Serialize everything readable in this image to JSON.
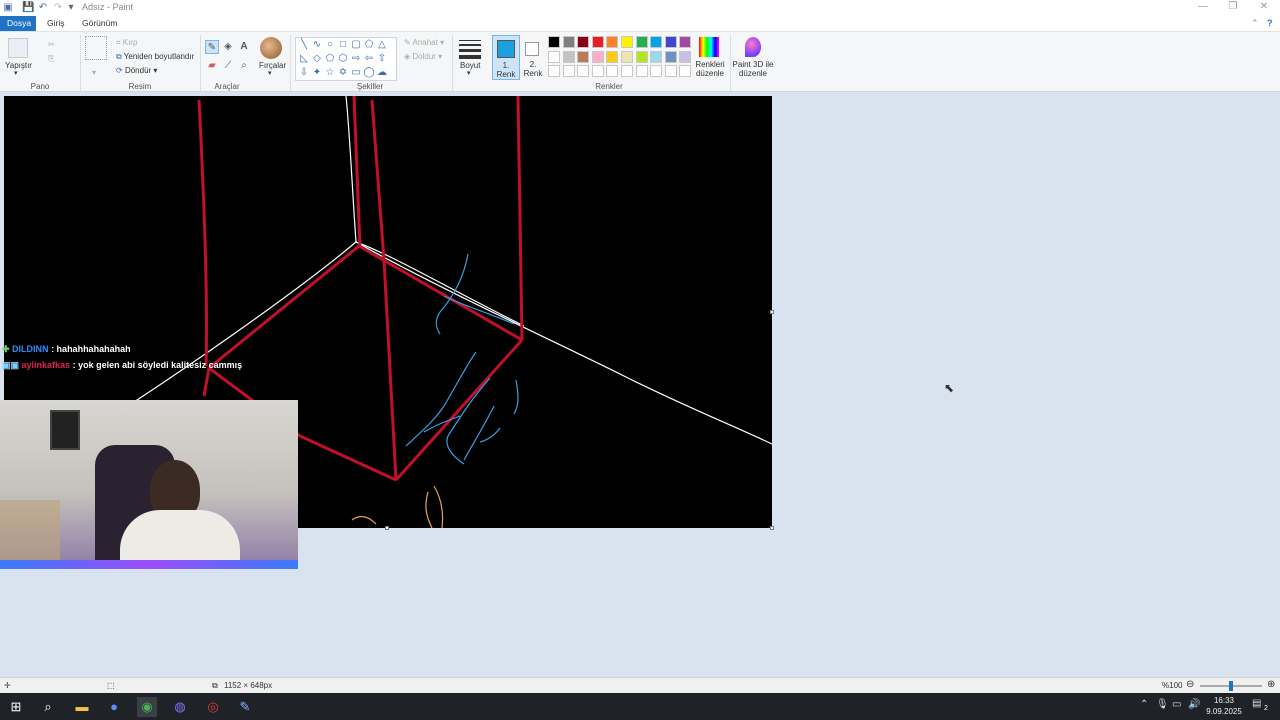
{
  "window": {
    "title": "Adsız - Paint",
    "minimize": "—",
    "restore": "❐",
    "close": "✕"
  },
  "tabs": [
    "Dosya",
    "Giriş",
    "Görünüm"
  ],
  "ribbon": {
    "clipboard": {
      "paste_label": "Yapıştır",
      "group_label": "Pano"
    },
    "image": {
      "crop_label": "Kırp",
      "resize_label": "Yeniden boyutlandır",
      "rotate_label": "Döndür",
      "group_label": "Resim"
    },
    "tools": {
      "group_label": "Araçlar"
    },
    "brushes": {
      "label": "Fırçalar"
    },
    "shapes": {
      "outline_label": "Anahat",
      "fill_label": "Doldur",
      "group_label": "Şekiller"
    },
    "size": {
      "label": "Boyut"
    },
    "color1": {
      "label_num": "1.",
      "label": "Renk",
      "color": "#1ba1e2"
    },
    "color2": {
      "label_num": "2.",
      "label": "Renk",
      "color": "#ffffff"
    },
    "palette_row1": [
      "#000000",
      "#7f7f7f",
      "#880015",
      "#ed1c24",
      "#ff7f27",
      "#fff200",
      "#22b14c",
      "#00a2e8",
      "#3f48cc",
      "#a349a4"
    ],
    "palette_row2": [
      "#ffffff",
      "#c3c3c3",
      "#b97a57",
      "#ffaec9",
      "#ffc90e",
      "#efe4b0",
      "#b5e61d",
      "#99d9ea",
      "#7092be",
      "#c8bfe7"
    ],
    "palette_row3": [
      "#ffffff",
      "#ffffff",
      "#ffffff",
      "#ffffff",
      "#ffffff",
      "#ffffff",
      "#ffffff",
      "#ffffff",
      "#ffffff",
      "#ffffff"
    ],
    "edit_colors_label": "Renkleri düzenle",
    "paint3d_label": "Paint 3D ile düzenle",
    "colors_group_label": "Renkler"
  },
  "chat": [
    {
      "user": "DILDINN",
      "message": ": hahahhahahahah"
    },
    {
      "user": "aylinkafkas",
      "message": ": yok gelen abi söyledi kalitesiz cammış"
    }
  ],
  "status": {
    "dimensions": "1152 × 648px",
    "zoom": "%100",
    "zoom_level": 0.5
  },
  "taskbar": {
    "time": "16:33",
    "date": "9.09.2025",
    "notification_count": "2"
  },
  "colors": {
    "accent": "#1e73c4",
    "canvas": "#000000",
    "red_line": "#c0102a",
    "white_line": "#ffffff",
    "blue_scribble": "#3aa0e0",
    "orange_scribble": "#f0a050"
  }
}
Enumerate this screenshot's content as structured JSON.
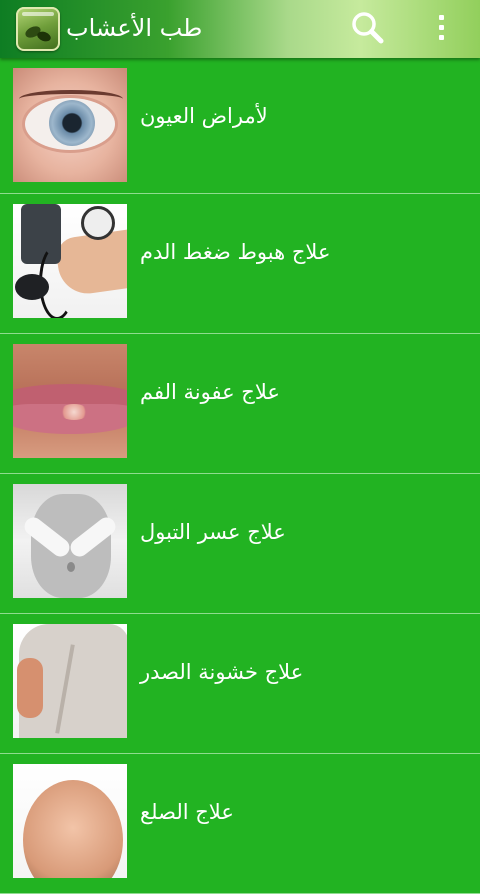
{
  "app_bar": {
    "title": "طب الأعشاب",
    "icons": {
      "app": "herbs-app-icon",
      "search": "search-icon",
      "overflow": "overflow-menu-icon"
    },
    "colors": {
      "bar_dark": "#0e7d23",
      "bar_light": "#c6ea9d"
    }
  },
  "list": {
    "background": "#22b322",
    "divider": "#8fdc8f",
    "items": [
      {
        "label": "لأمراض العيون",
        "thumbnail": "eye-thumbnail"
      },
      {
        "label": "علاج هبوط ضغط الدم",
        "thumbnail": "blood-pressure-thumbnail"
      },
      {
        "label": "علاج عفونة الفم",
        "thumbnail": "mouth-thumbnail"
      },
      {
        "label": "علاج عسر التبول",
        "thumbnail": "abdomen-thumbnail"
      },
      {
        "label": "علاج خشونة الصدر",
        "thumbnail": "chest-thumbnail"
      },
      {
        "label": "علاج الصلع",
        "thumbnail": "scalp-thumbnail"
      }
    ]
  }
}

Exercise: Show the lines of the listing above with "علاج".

Your solution:
        "label": "علاج هبوط ضغط الدم",
        "label": "علاج عفونة الفم",
        "label": "علاج عسر التبول",
        "label": "علاج خشونة الصدر",
        "label": "علاج الصلع",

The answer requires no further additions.